Sequential Right and Left Ventricular Assessment in Posttetralogy of Fallot Patients with Significant Pulmonary Regurgitation.Congenit Heart Dis. 2016 Dec; 11(6):606-614.CH
The natural history of right ventricular (RV) and left ventricular (LV) size and function among adults with tetralogy of Fallot (TOF) repair and hemodynamically significant pulmonary regurgitation (PR) is not known. The main aim of this study was to determine changes in RV and LV size and function over time in an adult population with TOF repair and hemodynamically significant pulmonary regurgitation.

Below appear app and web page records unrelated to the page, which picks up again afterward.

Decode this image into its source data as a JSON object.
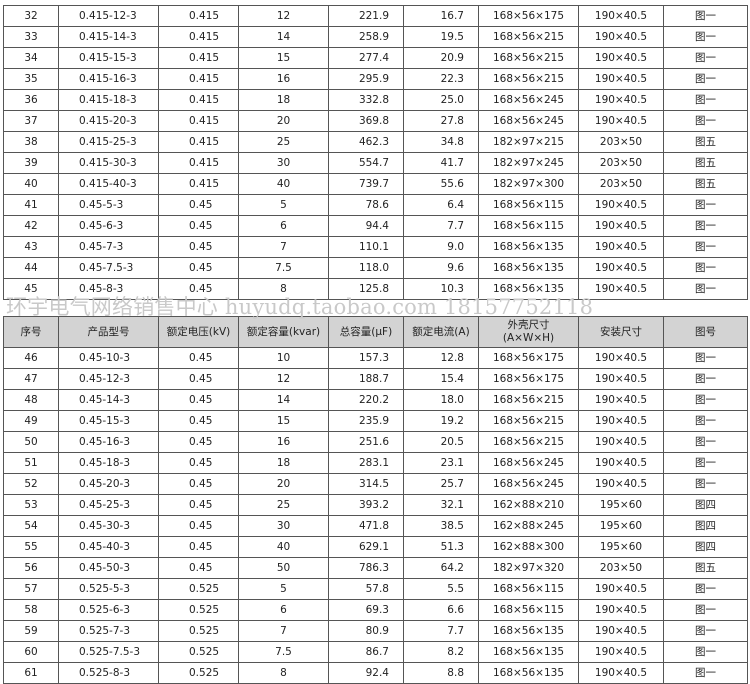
{
  "watermark": "环宇电气网络销售中心 huyudq.taobao.com 18157752118",
  "headers": [
    "序号",
    "产品型号",
    "额定电压(kV)",
    "额定容量(kvar)",
    "总容量(μF)",
    "额定电流(A)",
    "外壳尺寸\n(A×W×H)",
    "安装尺寸",
    "图号"
  ],
  "top_rows": [
    [
      "32",
      "0.415-12-3",
      "0.415",
      "12",
      "221.9",
      "16.7",
      "168×56×175",
      "190×40.5",
      "图一"
    ],
    [
      "33",
      "0.415-14-3",
      "0.415",
      "14",
      "258.9",
      "19.5",
      "168×56×215",
      "190×40.5",
      "图一"
    ],
    [
      "34",
      "0.415-15-3",
      "0.415",
      "15",
      "277.4",
      "20.9",
      "168×56×215",
      "190×40.5",
      "图一"
    ],
    [
      "35",
      "0.415-16-3",
      "0.415",
      "16",
      "295.9",
      "22.3",
      "168×56×215",
      "190×40.5",
      "图一"
    ],
    [
      "36",
      "0.415-18-3",
      "0.415",
      "18",
      "332.8",
      "25.0",
      "168×56×245",
      "190×40.5",
      "图一"
    ],
    [
      "37",
      "0.415-20-3",
      "0.415",
      "20",
      "369.8",
      "27.8",
      "168×56×245",
      "190×40.5",
      "图一"
    ],
    [
      "38",
      "0.415-25-3",
      "0.415",
      "25",
      "462.3",
      "34.8",
      "182×97×215",
      "203×50",
      "图五"
    ],
    [
      "39",
      "0.415-30-3",
      "0.415",
      "30",
      "554.7",
      "41.7",
      "182×97×245",
      "203×50",
      "图五"
    ],
    [
      "40",
      "0.415-40-3",
      "0.415",
      "40",
      "739.7",
      "55.6",
      "182×97×300",
      "203×50",
      "图五"
    ],
    [
      "41",
      "0.45-5-3",
      "0.45",
      "5",
      "78.6",
      "6.4",
      "168×56×115",
      "190×40.5",
      "图一"
    ],
    [
      "42",
      "0.45-6-3",
      "0.45",
      "6",
      "94.4",
      "7.7",
      "168×56×115",
      "190×40.5",
      "图一"
    ],
    [
      "43",
      "0.45-7-3",
      "0.45",
      "7",
      "110.1",
      "9.0",
      "168×56×135",
      "190×40.5",
      "图一"
    ],
    [
      "44",
      "0.45-7.5-3",
      "0.45",
      "7.5",
      "118.0",
      "9.6",
      "168×56×135",
      "190×40.5",
      "图一"
    ],
    [
      "45",
      "0.45-8-3",
      "0.45",
      "8",
      "125.8",
      "10.3",
      "168×56×135",
      "190×40.5",
      "图一"
    ]
  ],
  "bottom_rows": [
    [
      "46",
      "0.45-10-3",
      "0.45",
      "10",
      "157.3",
      "12.8",
      "168×56×175",
      "190×40.5",
      "图一"
    ],
    [
      "47",
      "0.45-12-3",
      "0.45",
      "12",
      "188.7",
      "15.4",
      "168×56×175",
      "190×40.5",
      "图一"
    ],
    [
      "48",
      "0.45-14-3",
      "0.45",
      "14",
      "220.2",
      "18.0",
      "168×56×215",
      "190×40.5",
      "图一"
    ],
    [
      "49",
      "0.45-15-3",
      "0.45",
      "15",
      "235.9",
      "19.2",
      "168×56×215",
      "190×40.5",
      "图一"
    ],
    [
      "50",
      "0.45-16-3",
      "0.45",
      "16",
      "251.6",
      "20.5",
      "168×56×215",
      "190×40.5",
      "图一"
    ],
    [
      "51",
      "0.45-18-3",
      "0.45",
      "18",
      "283.1",
      "23.1",
      "168×56×245",
      "190×40.5",
      "图一"
    ],
    [
      "52",
      "0.45-20-3",
      "0.45",
      "20",
      "314.5",
      "25.7",
      "168×56×245",
      "190×40.5",
      "图一"
    ],
    [
      "53",
      "0.45-25-3",
      "0.45",
      "25",
      "393.2",
      "32.1",
      "162×88×210",
      "195×60",
      "图四"
    ],
    [
      "54",
      "0.45-30-3",
      "0.45",
      "30",
      "471.8",
      "38.5",
      "162×88×245",
      "195×60",
      "图四"
    ],
    [
      "55",
      "0.45-40-3",
      "0.45",
      "40",
      "629.1",
      "51.3",
      "162×88×300",
      "195×60",
      "图四"
    ],
    [
      "56",
      "0.45-50-3",
      "0.45",
      "50",
      "786.3",
      "64.2",
      "182×97×320",
      "203×50",
      "图五"
    ],
    [
      "57",
      "0.525-5-3",
      "0.525",
      "5",
      "57.8",
      "5.5",
      "168×56×115",
      "190×40.5",
      "图一"
    ],
    [
      "58",
      "0.525-6-3",
      "0.525",
      "6",
      "69.3",
      "6.6",
      "168×56×115",
      "190×40.5",
      "图一"
    ],
    [
      "59",
      "0.525-7-3",
      "0.525",
      "7",
      "80.9",
      "7.7",
      "168×56×135",
      "190×40.5",
      "图一"
    ],
    [
      "60",
      "0.525-7.5-3",
      "0.525",
      "7.5",
      "86.7",
      "8.2",
      "168×56×135",
      "190×40.5",
      "图一"
    ],
    [
      "61",
      "0.525-8-3",
      "0.525",
      "8",
      "92.4",
      "8.8",
      "168×56×135",
      "190×40.5",
      "图一"
    ]
  ]
}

Forty patients with repaired TOF and hemodynamically significant PR were included. These patients were identified on the basis of having more than one CMR between January 2008 and 2015. Patients with a prosthetic pulmonary valve or any cardiac intervention between CMR studies were excluded. Rate of progression (ROP) of RV dilation was determined for both indexed right ventricular end-systolic volume (RVESVi) and indexed right ventricular end-diastolic volume (RVEDVi), and calculated as the difference between the last and first volumes divided by the number of years between CMR#1 and CMR#2. Subjects were also divided into two groups based on the distribution of the ROP of RV dilation: Group I-rapid ROP (>50th percentile) and Group II-slower ROP (≤50th percentile).
The interval between CMR#1 and CMR#2 was 3.9 ± 1.7 years (range 1-8 years). We did find a significant change in RVEDVi and RVESVi over this time period, although the magnitude of change was small. Nine patients (23%) had a reduction in right ventricular ejection fraction (RVEF) by greater than 5%, 13 patients (33%) had an increase in RVEDVi by greater than 10 mL/m2 and seven patients (18%) had an increase in RVESVi by greater than 10 mL/m2 . Median ROP for RVEDVi was 1.8 (range -10.4 to 21.8) mL/(m2 year); RVESVi 1.1 (range -5.8 to 24.5) mL/(m2 year) and RVEF -0.5 (range -8 to 4)%/year. Patients with a rapid ROP had significantly larger RV volumes at the time of CMR#1 and lower RVEF as compared to the slow ROP group. There was no overall significant change in LVEDVi, LVESVi, or LVEF over this time period.
We have demonstrated, in a small population of patients with hemodynamically significant PR, that there is a small increase in RV volumes and decrease in RVEF over a mean 4-year period. We believe it to be reasonable practice to perform CMR at least every 4 years in asymptomatic patients with repaired TOF and hemodynamically significant PR. We found that LV volumes and function remained stable during the study period, suggesting that significant progressive LV changes are less likely to occur over a shorter time period. Our results inform a safe standardized approach to monitoring adults with hemodynamically significant PR post TOF repair and assist in planning allocation of this expensive and limited resource.